But wait: it is actually two things – not made plain by the English text. First, there must be faith in Christ, specifically what he did on the cross in sacrificing himself for the sins of mankind. Do you believe that it is what Jesus did that reconciles you to God and not any merit you might possibly think you have with God? Answering “yes” to this question simply destroys the divisiveness of these self-righteous Christians.

Then, having lain all personal merit aside, there must be the faith of Christ, the faith Jesus had, living as Jesus lived.

There you have it: Paul’s point in Romans.
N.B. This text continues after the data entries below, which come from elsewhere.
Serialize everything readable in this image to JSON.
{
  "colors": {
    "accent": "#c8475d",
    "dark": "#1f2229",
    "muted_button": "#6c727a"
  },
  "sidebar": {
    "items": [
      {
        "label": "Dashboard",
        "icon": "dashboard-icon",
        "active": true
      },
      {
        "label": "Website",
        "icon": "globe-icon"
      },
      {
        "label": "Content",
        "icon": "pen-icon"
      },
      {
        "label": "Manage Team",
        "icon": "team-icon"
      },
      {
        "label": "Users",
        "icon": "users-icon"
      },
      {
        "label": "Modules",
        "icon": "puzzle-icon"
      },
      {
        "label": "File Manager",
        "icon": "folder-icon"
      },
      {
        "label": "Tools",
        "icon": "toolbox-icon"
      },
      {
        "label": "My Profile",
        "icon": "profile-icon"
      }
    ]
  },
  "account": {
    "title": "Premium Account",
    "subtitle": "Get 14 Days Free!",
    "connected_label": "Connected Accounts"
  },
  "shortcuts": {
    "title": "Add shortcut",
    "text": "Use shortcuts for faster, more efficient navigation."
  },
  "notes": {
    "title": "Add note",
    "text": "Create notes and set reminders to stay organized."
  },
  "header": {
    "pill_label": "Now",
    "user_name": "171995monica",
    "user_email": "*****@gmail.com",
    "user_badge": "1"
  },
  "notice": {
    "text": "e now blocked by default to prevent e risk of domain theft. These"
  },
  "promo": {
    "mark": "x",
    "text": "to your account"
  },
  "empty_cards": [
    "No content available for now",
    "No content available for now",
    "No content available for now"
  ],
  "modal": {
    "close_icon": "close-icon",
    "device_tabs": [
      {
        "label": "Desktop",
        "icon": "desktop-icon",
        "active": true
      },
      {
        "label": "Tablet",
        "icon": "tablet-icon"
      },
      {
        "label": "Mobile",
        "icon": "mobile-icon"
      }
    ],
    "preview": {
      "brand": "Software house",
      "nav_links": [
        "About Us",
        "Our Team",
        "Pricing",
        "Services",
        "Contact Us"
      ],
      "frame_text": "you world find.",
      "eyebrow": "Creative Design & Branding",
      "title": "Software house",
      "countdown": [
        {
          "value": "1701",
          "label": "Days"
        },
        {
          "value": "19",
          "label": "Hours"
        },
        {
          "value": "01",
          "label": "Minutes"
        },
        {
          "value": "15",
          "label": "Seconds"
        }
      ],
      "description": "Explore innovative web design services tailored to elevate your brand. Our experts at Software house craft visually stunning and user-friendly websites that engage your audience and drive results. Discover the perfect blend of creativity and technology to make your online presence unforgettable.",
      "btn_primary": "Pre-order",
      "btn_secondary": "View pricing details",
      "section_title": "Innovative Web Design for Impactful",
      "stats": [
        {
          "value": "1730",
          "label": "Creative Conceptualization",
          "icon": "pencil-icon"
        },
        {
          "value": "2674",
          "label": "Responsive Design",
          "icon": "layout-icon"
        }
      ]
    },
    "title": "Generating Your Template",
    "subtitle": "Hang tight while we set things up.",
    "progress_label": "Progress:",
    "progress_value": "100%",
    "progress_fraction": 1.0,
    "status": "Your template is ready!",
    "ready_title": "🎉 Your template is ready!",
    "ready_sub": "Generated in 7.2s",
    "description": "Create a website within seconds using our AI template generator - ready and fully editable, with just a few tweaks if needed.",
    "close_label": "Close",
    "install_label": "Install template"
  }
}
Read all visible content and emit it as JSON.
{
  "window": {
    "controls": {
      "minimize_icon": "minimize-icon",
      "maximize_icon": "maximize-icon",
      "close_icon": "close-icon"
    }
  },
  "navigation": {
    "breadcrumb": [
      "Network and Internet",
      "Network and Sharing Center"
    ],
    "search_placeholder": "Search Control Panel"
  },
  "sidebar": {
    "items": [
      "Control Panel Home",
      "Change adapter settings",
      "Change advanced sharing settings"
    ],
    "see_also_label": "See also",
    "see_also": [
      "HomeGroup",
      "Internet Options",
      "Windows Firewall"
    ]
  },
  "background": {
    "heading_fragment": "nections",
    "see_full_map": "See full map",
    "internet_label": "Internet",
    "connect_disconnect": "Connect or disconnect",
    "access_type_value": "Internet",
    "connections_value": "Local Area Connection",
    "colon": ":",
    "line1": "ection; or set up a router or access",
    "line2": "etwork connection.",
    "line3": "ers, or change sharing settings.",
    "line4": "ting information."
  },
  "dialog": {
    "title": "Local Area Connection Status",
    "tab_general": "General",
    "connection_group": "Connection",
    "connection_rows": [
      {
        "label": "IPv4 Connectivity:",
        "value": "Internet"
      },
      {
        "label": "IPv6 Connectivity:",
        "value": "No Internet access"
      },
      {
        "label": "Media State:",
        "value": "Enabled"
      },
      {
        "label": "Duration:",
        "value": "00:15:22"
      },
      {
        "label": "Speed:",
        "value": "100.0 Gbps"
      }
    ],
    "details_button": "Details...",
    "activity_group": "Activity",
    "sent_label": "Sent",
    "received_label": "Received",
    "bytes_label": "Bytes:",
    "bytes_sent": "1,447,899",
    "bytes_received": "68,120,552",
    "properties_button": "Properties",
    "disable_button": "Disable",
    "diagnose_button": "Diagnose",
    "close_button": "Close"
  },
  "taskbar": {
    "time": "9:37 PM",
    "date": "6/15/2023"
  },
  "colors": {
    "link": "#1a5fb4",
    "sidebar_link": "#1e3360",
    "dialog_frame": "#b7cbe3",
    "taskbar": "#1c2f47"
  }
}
Followers of Jesus must be totally dependent on what Christ has done for their relationship with God (called in this book “righteousness”). That dependence on God will lead them to live as God has directed in His law.

Reading Through the Bible, Sunday, November 20. Romans 15 – 1 Corinthians 2

    “I have written you quite boldly on some points, as if to remind you of them again, because of the grace God gave me to be a minister of Christ Jesus to the Gentiles with the priestly duty of proclaiming the gospel of God, so that the Gentiles might become an offering acceptable to God, sanctified by the Holy Spirit” (Romans 15:15-16).

    It’s a complicated, fully packed two verses.

    In the Roman church, the behavior of some Christians is not only a distraction, but a deterrent – keeping others from becoming and being Christians.  The task before Paul is the same one given us all by God: to enable others to become acceptable to God.  It happens not by any power we might have to make them so, but by the power of God when we lead them into it.  They follow us best, and most willingly, when we lead them in a Christ-like way.

Reading Through the Bible, Saturday, November 19. Romans 11 – 14

    At the end of chapter eleven, the letter to the Romans takes a second turn (the first was at the end of chapter eight).

    Paul has focused intently on the notion that salvation, and standing “right” with God, is inherently a matter of faith – now faith in Jesus.

    But in a congregation like the Roman one, beset by racial trouble, all of this is making the Jewish Christians look bad.  They have, after all, depended heavily on their “Jewishness” for these blessings, not faith.  In 9 – 11, Paul takes a side trip to underscore that God has not rejected the Jewish people.  He simply requires of them what He has always required of them: faith – a point many of them have forgotten.  Additionally, the gentile Christians of the Roman church owe a debt to the Jews.  Because of the general Jewish rejection of Jesus, that opened the door for the gentiles to enter the kingdom of God.  But even then, God intended that the entry of the gentiles might cause Jewish non-believers to come to faith that all those who are truly Israel (people of faith) might be saved.

    Completing the foundational portion of this book with chapter 13, it would be well for us to examine our own lives.  Our ability to have a relationship with God is because of the action of God in Jesus.  The fact of our relationship is determined by our entrusting our lives to God.  Our success in having a relationship with God is assured by the power of the Spirit of God.

    It’s all well and good to say this, but how is that relationship seen?  In chapters 12 – 15, Paul deals with the evidence of our relationship, rooted solidly in our behavior – and a particular kind of behavior at that.